While any team is bound to miss an All-Big Ten performer, "Viper" defensive end might be one spot Ohio State is best equipped to deal with a personnel loss.
Entering bowl season, Spence was second in the Big Ten with eight sacks and tied for sixth with 13.5 tackles for loss, and his speed around the edge was difficult for opposing offensive tackles to deal with all season.
Though Spence is a more complete player, fellow sophomore Jamal Marcus might have him beaten for sheer pass-rushing skill, a trait that figures to come in handy against the high-flying Clemson offense Ohio State will see in the Orange Bowl Friday night.
"Jamal Marcus is going to be a disruptive guy," Meyer said Thursday morning. "He's one of the more talented guys on our team. I'm anxious to watch him play. We had a staff meeting this morning at 7:00 a.m., and Mike Vrabel made that comment to me. He's a quick-twitch guy. This is his kind of game. Very talented guy. We're anxious to see him go."
Marcus, a 6-2, 240-pounder from Durham (N.C.) Hillside who played in 12 games this season and notched 15 tackles, including a pair of sacks. Most of his time on defense came in obvious passing situations, and he displayed not only great quickness but notable power for his size working on the edge.
Also looking to pick up some playing time in Spence's absence is Steve Miller, a junior from Canton (Ohio) McKinley who came to Ohio State as a five-star recruit but has not been an impact performer so far. Miller has seen action in 10 games so far this season and logged 12 tackles, including six for loss, though most of that was in garbage time.
With Spence out of the picture for now, Miller moved back to Viper from strong-side defensive end. He played the Viper role (formerly called the "Leo") in his first three seasons in Columbus, including a redshirt year in 2011.
"He's going to have to be thrust into a situation where he's going to have to go over there and learn, and he's done it before, but he's going to have a little bit of baptism by fire here the last week to get some more reps and see what he does understand," defensive coordinator Luke Fickell said. "It's going to make us maybe have to limit some of the things we do.
"As for Jamal, Jamal's been a guy that's been repping there. The thing that's tough at times is, you know, Noah's one of those guys that doesn't get tired. Sometimes you say you like to sub your D-line, you like to play guys, and you do, but there's a few guys that don't get tired.

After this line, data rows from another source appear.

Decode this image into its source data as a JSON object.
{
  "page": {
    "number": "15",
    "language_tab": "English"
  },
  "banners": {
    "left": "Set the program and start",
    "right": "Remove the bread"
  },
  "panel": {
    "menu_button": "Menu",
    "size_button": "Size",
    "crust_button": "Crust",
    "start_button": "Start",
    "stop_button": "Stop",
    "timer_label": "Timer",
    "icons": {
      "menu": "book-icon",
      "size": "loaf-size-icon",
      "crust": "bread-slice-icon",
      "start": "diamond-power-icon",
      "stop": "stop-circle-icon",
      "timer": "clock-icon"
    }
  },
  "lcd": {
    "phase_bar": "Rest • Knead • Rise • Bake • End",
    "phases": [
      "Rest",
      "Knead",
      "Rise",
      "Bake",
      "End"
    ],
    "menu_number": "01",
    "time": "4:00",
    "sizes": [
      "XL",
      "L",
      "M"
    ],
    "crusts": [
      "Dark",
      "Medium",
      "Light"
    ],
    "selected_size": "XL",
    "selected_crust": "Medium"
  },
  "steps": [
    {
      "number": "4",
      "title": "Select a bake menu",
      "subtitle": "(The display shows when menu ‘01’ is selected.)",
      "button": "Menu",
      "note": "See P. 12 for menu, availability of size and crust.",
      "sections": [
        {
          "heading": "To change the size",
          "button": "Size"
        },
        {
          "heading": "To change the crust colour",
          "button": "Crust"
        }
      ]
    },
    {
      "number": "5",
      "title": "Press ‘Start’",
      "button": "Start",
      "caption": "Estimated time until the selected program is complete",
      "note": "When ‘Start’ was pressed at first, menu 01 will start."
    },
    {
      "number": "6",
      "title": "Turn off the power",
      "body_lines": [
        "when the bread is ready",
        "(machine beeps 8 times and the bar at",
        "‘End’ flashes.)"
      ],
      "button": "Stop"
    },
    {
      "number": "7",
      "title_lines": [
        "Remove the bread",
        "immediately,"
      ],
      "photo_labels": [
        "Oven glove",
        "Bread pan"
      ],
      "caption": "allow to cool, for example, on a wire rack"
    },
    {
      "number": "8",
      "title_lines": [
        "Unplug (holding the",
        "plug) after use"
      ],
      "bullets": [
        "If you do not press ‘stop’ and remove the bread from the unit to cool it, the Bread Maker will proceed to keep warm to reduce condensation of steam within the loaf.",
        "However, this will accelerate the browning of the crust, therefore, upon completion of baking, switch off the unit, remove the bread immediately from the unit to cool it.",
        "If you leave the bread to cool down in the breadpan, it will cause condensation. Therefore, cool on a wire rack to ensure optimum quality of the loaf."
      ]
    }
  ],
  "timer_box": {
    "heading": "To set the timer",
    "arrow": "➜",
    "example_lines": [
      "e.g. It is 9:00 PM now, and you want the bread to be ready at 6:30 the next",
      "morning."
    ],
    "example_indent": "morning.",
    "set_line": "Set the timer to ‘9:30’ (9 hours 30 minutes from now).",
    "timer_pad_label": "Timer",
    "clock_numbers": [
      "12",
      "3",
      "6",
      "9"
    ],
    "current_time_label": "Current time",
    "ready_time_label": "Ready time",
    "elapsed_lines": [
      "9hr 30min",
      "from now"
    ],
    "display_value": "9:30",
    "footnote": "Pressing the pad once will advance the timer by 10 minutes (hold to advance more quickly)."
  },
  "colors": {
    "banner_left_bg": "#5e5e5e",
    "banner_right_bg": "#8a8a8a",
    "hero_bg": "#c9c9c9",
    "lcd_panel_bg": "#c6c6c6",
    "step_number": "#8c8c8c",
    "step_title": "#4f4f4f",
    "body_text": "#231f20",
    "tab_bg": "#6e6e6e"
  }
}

That's one of the great things about what he's done for us, but it's one of the things that hurts you in the development of the guy that might play behind him a little bit because they don't get as many reps.
With the way Ohio State has recruited -- particularly up front the past two years -- there are players available to fill in when things go wrong, but Fickell acknowledged questions loom whenever a change takes place.
"Those guys have to step up. Jamal can do it," Fickell said. "He's going to bring some aggressiveness and some twitch and some fire to the edge, I can assure you of that. But it's just, again, it's that test of time in front of 75,000 people on Friday night that you got to -- if you have a new guy out there, how do they really, truly react and respond in front of that with those lights on?"
"With Noah being out, Jamal has really stepped up and having a great week of practice, the best week he's had all season," Bosa said. "We're beginning to feel really comfortable and excited to see what he can do."
Added Bennett, a junior who moved inside this season after playing end last year, "Jamal and Steve are ready to go. They've been practicing all year, they've been showing up all year and when they get an opportunity in the games they had, they've just about every time capitalized. Whether it's like five plays and two or three tackles -- which is ridiculous -- they've always capitalized. They're ready to go, and they're ready to play a lot of snaps."Twitter: @marcushartman